**** Data ****
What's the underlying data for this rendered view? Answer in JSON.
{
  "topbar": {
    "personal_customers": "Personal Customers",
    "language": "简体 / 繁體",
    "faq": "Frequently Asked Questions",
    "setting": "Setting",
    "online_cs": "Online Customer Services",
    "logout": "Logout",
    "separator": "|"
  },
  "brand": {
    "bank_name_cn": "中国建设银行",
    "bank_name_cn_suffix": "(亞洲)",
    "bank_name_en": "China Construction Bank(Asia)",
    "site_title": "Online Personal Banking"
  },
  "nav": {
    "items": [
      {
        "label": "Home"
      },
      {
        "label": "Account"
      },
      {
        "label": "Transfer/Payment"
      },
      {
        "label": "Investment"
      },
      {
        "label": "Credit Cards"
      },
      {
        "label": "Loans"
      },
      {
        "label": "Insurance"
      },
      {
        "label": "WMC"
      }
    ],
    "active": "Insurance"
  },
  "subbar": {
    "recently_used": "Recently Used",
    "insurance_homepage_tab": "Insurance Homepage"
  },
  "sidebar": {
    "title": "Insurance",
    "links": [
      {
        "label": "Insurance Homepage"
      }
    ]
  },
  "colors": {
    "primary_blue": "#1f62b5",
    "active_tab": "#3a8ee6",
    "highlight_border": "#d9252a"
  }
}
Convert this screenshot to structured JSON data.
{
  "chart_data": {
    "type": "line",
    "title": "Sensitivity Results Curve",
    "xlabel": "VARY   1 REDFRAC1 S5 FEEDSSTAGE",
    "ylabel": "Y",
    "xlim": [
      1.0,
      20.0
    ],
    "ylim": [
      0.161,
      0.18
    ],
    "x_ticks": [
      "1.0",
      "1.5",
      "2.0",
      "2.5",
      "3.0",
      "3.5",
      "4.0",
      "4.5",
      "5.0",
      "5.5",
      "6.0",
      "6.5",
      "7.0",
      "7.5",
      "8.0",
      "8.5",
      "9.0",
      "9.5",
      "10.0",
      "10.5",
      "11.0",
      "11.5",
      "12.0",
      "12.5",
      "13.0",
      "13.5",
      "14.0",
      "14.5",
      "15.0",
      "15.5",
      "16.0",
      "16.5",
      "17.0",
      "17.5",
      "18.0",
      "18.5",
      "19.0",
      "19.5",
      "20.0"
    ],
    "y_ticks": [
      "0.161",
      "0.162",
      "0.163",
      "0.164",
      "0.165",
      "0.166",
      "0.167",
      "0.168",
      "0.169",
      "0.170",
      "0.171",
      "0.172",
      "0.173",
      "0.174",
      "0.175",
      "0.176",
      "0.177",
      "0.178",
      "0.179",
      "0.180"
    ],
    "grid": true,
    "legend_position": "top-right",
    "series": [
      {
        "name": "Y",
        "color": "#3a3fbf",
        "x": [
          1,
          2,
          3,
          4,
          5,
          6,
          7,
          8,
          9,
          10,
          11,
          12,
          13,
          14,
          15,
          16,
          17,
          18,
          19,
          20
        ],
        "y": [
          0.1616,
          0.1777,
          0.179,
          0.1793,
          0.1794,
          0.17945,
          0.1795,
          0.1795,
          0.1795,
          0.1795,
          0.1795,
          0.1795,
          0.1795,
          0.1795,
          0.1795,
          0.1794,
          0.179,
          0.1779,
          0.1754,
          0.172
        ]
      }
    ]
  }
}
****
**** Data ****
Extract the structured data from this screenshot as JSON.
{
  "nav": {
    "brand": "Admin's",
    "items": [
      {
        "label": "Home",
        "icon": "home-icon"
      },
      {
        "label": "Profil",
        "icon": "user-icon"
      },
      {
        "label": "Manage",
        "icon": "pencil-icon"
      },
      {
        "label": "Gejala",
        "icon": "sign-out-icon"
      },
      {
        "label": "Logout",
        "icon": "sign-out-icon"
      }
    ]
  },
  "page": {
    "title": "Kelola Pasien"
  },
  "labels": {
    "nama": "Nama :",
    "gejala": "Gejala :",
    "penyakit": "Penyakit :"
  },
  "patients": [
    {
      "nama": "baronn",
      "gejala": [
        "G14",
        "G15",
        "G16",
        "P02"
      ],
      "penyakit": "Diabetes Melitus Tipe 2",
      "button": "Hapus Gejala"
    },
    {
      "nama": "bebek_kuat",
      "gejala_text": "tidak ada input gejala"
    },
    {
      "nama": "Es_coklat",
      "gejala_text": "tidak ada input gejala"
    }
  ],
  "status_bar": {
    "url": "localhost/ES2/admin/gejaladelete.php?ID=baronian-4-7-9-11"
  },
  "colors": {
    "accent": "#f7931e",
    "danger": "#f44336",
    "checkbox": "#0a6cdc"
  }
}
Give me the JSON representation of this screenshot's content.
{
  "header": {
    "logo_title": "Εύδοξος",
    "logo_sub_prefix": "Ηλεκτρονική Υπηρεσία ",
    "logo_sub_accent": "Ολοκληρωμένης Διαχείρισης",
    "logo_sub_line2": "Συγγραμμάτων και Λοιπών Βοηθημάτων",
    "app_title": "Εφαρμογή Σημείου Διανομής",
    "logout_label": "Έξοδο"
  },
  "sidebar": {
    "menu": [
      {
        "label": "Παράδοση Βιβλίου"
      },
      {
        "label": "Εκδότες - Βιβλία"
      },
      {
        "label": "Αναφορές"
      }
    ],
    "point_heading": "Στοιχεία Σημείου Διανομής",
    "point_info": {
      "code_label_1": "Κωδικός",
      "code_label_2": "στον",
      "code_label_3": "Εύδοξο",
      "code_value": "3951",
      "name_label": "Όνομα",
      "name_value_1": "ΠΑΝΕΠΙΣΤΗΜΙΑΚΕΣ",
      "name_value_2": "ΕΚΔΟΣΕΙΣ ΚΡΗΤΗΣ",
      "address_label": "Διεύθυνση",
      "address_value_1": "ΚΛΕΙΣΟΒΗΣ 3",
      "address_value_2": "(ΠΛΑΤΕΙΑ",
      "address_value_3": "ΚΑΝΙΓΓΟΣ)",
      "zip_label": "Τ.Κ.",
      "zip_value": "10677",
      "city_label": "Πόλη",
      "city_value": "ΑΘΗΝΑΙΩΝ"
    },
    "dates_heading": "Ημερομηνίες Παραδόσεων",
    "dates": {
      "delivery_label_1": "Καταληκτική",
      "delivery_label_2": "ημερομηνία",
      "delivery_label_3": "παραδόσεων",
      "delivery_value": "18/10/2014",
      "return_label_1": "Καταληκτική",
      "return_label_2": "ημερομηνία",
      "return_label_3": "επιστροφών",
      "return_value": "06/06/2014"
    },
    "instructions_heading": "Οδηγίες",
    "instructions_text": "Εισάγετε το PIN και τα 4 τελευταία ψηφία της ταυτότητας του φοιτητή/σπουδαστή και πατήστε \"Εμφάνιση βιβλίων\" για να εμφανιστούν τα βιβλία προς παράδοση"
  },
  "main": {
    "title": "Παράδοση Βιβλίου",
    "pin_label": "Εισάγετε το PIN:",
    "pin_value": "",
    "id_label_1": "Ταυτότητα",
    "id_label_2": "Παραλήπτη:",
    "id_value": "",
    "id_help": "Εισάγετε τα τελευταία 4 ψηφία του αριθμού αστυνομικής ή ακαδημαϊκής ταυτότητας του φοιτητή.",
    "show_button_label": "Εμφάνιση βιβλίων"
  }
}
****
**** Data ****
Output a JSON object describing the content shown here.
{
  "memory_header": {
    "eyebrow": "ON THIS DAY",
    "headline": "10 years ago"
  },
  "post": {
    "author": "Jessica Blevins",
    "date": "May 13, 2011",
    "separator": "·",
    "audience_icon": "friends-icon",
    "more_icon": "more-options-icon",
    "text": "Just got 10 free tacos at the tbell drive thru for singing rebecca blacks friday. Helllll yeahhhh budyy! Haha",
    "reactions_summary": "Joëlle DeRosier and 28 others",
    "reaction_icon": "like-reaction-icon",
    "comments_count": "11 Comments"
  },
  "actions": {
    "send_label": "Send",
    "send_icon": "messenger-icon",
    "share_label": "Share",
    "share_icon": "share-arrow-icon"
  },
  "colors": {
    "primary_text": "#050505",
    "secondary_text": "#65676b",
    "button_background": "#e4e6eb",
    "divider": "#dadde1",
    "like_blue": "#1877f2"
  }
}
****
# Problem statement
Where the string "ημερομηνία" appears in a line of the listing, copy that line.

# Task output
      "delivery_label_2": "ημερομηνία",
      "return_label_2": "ημερομηνία",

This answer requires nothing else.